Asia-Pacific leaders focused their attention on rising concern over food security on Sunday, as they prepared to wrap up their annual summit with an agreement to slash tariffs on trade in environmental goods and a call to keep markets open even in hard times.

Food security "is one of the most acute problems of our time," Russian President Vladimir Putin said in convening Sunday's second and final "informal retreat" of the Asia-Pacific Economic Forum in this far eastern Russian seaport.

"Without ensuring food security, we cannot achieve our goal of enhancing the quality of life for our people," he said before the closed door session got under way.

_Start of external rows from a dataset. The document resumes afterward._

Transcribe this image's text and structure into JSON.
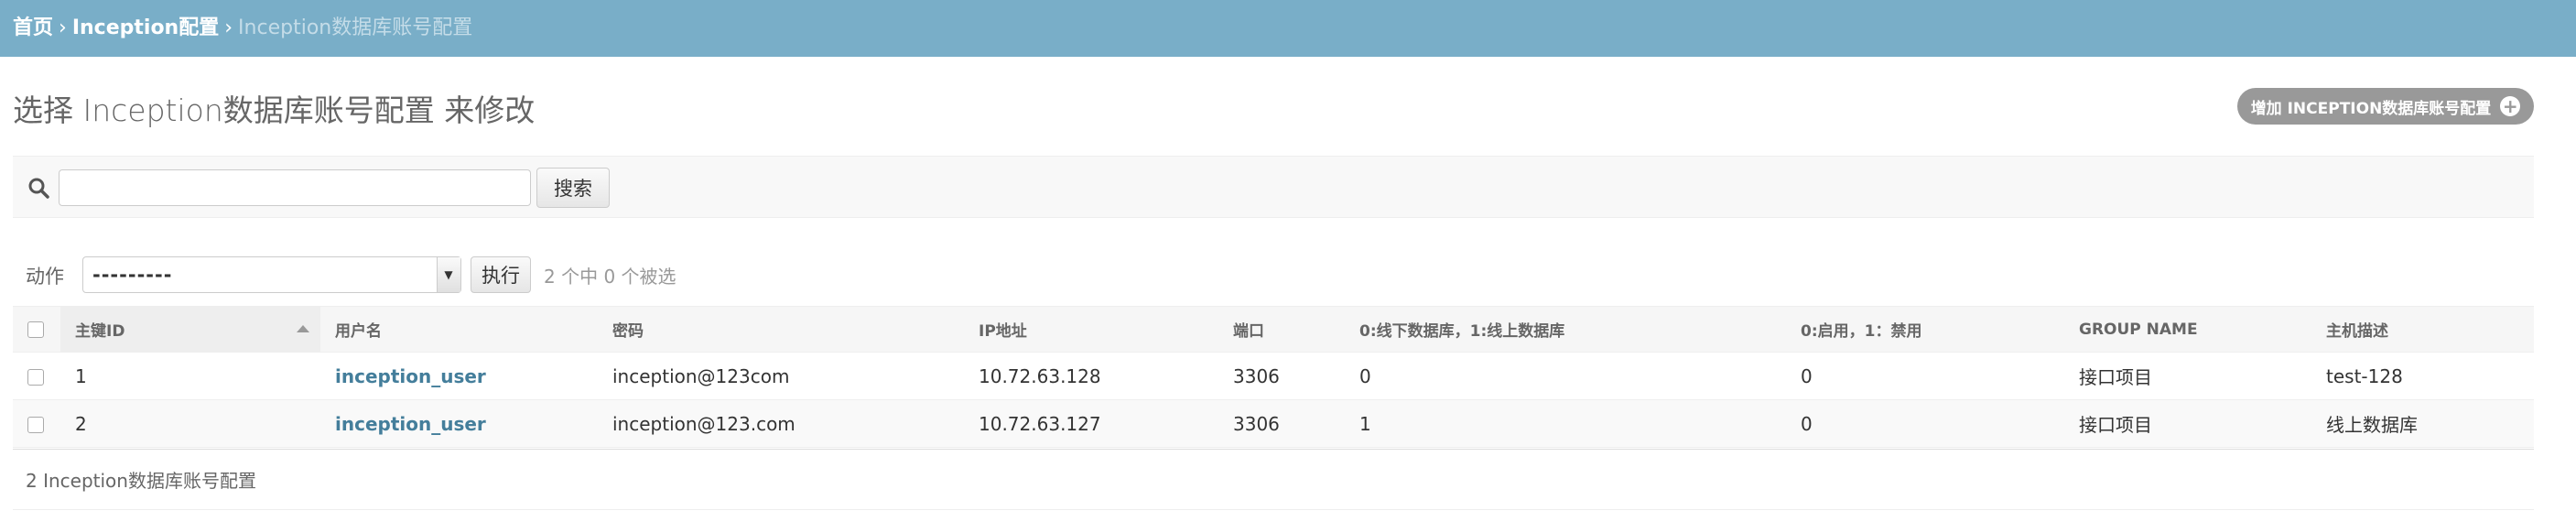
{
  "breadcrumbs": {
    "home": "首页",
    "sep1": "›",
    "app": "Inception配置",
    "sep2": "›",
    "current": "Inception数据库账号配置"
  },
  "title": "选择 Inception数据库账号配置 来修改",
  "add_button": {
    "label": "增加 INCEPTION数据库账号配置",
    "icon": "plus-icon"
  },
  "search": {
    "value": "",
    "placeholder": "",
    "button_label": "搜索",
    "icon": "search-icon"
  },
  "actions": {
    "label": "动作",
    "selected": "---------",
    "go_label": "执行",
    "counter": "2 个中 0 个被选"
  },
  "table": {
    "headers": [
      "主键ID",
      "用户名",
      "密码",
      "IP地址",
      "端口",
      "0:线下数据库，1:线上数据库",
      "0:启用，1：禁用",
      "GROUP NAME",
      "主机描述"
    ],
    "rows": [
      [
        "1",
        "inception_user",
        "inception@123com",
        "10.72.63.128",
        "3306",
        "0",
        "0",
        "接口项目",
        "test-128"
      ],
      [
        "2",
        "inception_user",
        "inception@123.com",
        "10.72.63.127",
        "3306",
        "1",
        "0",
        "接口项目",
        "线上数据库"
      ]
    ]
  },
  "paginator": "2 Inception数据库账号配置",
  "colors": {
    "header_bg": "#79aec8",
    "link": "#447e9b",
    "add_button_bg": "#999999"
  }
}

The explicit focus on food security by the leaders of the 21-member APEC reflects abiding concern over the potential for food prices to surge to politically volatile levels.

Current prices are high, though they remained flat in August and are below the levels that triggered rioting and unrest in parts of the developing world in 2007-2008. Another food crisis, in 2010-2011, also caused hardships for poorer consumers, especially in countries heavily dependent on food imports.

Russia's decision to ban grain exports two years ago due to shortfalls caused by drought and fires was seen as contributing to a surge in global food prices, though Putin has said there will be no export curbs this year.

Revitalizing growth through more open trade is an urgent priority for the APEC forum, whose aim is to dismantle barriers and bottlenecks that interfere with business, while nurturing closer economic ties.

In acting as host for Russia's first APEC summit, Putin has underscored his government's commitment to opening markets further, especially as a new member of the rules-setting World Trade Organization.

Asia remains the brightest spot in the global economy but is facing challenges, and trade is the solution, Putin told fellow leaders as they began their annual "informal retreat."

"The recovery of the global economy is faltering. We can only overcome negative trends by enhancing the volume of trade ... enhancing the flow of capital. It is important to follow the fundamental principles of open markets and free trade," Putin said.

"The priority goal is to fight protectionism in all its forms," Putin said. "It is important to build bridges not walls."

Secretary of State Hillary Rodham Clinton, who is representing the U.S. at the summit in President Barack Obama's absence, welcomed Russia's membership in the WTO, saying that America's exports to Russia could double or even triple as the country implements its commitments to open its markets further, while Russia itself could raise its GDP by about 11 percent in the long run, according to World Bank estimates.

Russia's hosting of the APEC summit highlights a renewed focus on developing its neglected but resource-rich Far East, where it plans to develop modern railroads, seaports and airports to help build a bridge between Asia and Europe.

"The main task of our forum is to facilitate freer trade. This task is being fulfilled," Igor Shuvalov, Russian first deputy prime minister responsible for economic issues, told The Associated Press.

At APEC, Russia has discussed with its trading partners projects in forestry and initiatives to open its natural resources sector wider to foreign investment, he said.

Earlier, Putin promised regional business leaders that they can count on Russia, which has long focused mainly on supplying oil and gas to Europe, to be a reliable energy supplier.

On Saturday, Gazprom signed an agreement with a Japanese consortium to move ahead on a 10 million ton liquefied natural gas plant in Vladivostok that could double the Russian gas supplier's capacity and significantly raise its exports to the energy-hungry Asia-Pacific region.

"The production and the construction of a plant for the production of liquefied natural gas furthers the goal of international energy security. It is very important for the development of Russia's far east," Shuvalov said.

APEC can play a role, business leaders attending the conference said, in forging regional networks, especially in energy and transport, though lingering territorial disputes and other legacies of the Cold War era are keeping the region from its full potential: North Korea, in particular, remains relatively isolated from the rest of Asia, its own infrastructure in shambles.

Given APEC's lack of negotiating power, its annual summit is not known for major policy breakthroughs, though its activities affect trade and business accounting for about half of world economic activity. But leaders were expected to end their meetings Sunday by endorsing a plan to cut tariffs on environmental-related goods — such as waste-water treatment technologies — to 5 percent by 2015.


Associated Press writer Lynn Berry contributed to this report.